Meditation could be just a process that converts all eccentric thought processes into a concentric pattern with the God centre as the epicentre. All thoughts pertaining to mundane activities may be eccentric in nature. These eccentric patterns would be a deterrent to stimulating the God centre. Most explanations given by realised masters seem to defy all logic, which is the domain of the dominant hemisphere. The non-dominant hemisphere is concerned with intuitive and non-analytical networks.
So maybe, the God centre resides in the non-dominant hemisphere and realisation could effect a state of awareness that transcends the baseline neuronal activity of just being conscious. The advent of functional imaging techniques like the MRI (magnetic resonance imaging) may assist in the verification of such hypotheses. Probably, realisation could then be imaged and anatomically localised.
Happiness is most often cause-based, a consequence of perceptive modalities giving a positive feedback via established neuronal circuits.

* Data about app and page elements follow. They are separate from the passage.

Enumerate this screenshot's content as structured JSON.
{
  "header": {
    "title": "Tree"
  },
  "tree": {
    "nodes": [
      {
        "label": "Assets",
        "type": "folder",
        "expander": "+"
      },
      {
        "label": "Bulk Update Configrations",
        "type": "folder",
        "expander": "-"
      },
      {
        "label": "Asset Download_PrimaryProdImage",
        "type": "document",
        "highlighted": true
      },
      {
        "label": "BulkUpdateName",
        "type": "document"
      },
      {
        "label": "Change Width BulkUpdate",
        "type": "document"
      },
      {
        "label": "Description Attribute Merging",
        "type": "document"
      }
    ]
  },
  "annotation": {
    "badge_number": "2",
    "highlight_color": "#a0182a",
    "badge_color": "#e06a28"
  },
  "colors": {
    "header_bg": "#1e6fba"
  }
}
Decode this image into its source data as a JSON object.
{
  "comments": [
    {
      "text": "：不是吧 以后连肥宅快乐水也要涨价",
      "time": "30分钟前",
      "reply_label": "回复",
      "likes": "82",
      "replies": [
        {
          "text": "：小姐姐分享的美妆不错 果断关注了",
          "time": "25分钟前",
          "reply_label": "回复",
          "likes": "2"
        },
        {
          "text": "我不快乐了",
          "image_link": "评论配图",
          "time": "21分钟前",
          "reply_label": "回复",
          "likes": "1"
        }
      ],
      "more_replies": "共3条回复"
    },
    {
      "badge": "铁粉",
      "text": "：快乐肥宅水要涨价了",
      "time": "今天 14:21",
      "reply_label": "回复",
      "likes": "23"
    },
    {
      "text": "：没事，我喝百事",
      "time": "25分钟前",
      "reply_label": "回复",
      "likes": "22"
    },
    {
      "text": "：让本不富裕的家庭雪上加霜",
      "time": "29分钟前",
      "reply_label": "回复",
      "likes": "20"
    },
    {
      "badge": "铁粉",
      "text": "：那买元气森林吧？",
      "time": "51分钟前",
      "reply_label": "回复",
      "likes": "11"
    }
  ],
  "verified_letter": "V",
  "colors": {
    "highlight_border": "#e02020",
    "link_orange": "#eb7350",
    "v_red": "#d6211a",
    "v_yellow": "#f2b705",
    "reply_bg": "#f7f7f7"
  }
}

Familiarity, sensory gratification, and above all a very tangible cause-effect relationship permeates this sense of joy. But, if happiness could be devoid of a cause, it may explain the detachment that most masters talk about.
Happiness would then be independent of a cause and also stimulation of specific neural paths. It could become the background electrochemical activity, where any external object is not recognised as a separate entity and analysed and assigned relative values of joy or pain.
This Advaita or Oneness could be identified as the baseline firing of zeta neurons in a specified locus in the non-dominant hemisphere. It would create a perception shift. It could also deconstruct the "i" entity as having a discrete identity; the equivalent of dissolution of ego.
There would be no subjective element to any sensory stimulus. Which is why many masters seem to revert to a child-like innocence. Maybe, then godhood would be a neurochemical alteration in the milieu of the neuronal networks
, resulting in a perceptive variance. And spiritual progress could be monitored by an imaging modality.
The writer is a consultant neurosurgeon and may be contacted at firstname.lastname@example.org